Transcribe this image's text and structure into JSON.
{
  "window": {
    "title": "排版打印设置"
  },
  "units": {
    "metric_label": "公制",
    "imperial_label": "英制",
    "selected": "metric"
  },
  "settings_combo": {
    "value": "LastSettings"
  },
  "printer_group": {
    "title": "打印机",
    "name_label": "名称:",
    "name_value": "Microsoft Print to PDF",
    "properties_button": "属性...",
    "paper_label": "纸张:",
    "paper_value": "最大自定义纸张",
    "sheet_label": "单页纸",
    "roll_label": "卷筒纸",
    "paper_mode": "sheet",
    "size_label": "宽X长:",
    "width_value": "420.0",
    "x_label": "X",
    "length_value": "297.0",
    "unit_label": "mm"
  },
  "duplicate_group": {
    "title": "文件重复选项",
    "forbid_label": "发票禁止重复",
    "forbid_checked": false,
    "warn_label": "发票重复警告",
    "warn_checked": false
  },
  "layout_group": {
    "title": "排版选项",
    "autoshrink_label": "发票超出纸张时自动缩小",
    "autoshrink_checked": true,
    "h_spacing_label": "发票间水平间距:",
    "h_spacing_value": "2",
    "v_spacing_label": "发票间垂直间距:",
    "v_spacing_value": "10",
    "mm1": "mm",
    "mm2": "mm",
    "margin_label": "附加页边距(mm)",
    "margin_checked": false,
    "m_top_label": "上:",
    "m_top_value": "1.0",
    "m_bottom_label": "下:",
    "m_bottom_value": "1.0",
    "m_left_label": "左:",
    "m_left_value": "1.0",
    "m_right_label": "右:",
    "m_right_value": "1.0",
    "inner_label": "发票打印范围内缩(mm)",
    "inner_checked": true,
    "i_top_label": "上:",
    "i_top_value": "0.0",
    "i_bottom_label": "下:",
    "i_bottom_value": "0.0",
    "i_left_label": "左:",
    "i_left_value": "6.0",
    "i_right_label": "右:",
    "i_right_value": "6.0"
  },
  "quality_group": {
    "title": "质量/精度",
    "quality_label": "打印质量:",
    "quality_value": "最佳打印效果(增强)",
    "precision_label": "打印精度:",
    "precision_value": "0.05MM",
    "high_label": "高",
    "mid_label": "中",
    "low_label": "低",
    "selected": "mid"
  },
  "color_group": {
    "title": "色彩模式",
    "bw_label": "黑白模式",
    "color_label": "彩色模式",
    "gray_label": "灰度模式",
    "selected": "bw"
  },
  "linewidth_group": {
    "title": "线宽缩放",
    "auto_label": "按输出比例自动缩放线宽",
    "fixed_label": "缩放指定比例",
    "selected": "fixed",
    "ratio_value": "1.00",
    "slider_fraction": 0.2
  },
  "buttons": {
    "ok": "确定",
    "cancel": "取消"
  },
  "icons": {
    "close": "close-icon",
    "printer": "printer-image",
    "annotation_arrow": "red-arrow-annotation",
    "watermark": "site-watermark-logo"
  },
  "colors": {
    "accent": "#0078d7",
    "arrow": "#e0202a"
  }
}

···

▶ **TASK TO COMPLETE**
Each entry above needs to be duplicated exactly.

▶ **OUTPUT OF THE EXERCISE**
Transcribe this image's text and structure into JSON.
{
  "window": {
    "title": "排版打印设置"
  },
  "units": {
    "metric_label": "公制",
    "imperial_label": "英制",
    "selected": "metric"
  },
  "settings_combo": {
    "value": "LastSettings"
  },
  "printer_group": {
    "title": "打印机",
    "name_label": "名称:",
    "name_value": "Microsoft Print to PDF",
    "properties_button": "属性...",
    "paper_label": "纸张:",
    "paper_value": "最大自定义纸张",
    "sheet_label": "单页纸",
    "roll_label": "卷筒纸",
    "paper_mode": "sheet",
    "size_label": "宽X长:",
    "width_value": "420.0",
    "x_label": "X",
    "length_value": "297.0",
    "unit_label": "mm"
  },
  "duplicate_group": {
    "title": "文件重复选项",
    "forbid_label": "发票禁止重复",
    "forbid_checked": false,
    "warn_label": "发票重复警告",
    "warn_checked": false
  },
  "layout_group": {
    "title": "排版选项",
    "autoshrink_label": "发票超出纸张时自动缩小",
    "autoshrink_checked": true,
    "h_spacing_label": "发票间水平间距:",
    "h_spacing_value": "2",
    "v_spacing_label": "发票间垂直间距:",
    "v_spacing_value": "10",
    "mm1": "mm",
    "mm2": "mm",
    "margin_label": "附加页边距(mm)",
    "margin_checked": false,
    "m_top_label": "上:",
    "m_top_value": "1.0",
    "m_bottom_label": "下:",
    "m_bottom_value": "1.0",
    "m_left_label": "左:",
    "m_left_value": "1.0",
    "m_right_label": "右:",
    "m_right_value": "1.0",
    "inner_label": "发票打印范围内缩(mm)",
    "inner_checked": true,
    "i_top_label": "上:",
    "i_top_value": "0.0",
    "i_bottom_label": "下:",
    "i_bottom_value": "0.0",
    "i_left_label": "左:",
    "i_left_value": "6.0",
    "i_right_label": "右:",
    "i_right_value": "6.0"
  },
  "quality_group": {
    "title": "质量/精度",
    "quality_label": "打印质量:",
    "quality_value": "最佳打印效果(增强)",
    "precision_label": "打印精度:",
    "precision_value": "0.05MM",
    "high_label": "高",
    "mid_label": "中",
    "low_label": "低",
    "selected": "mid"
  },
  "color_group": {
    "title": "色彩模式",
    "bw_label": "黑白模式",
    "color_label": "彩色模式",
    "gray_label": "灰度模式",
    "selected": "bw"
  },
  "linewidth_group": {
    "title": "线宽缩放",
    "auto_label": "按输出比例自动缩放线宽",
    "fixed_label": "缩放指定比例",
    "selected": "fixed",
    "ratio_value": "1.00",
    "slider_fraction": 0.2
  },
  "buttons": {
    "ok": "确定",
    "cancel": "取消"
  },
  "icons": {
    "close": "close-icon",
    "printer": "printer-image",
    "annotation_arrow": "red-arrow-annotation",
    "watermark": "site-watermark-logo"
  },
  "colors": {
    "accent": "#0078d7",
    "arrow": "#e0202a"
  }
}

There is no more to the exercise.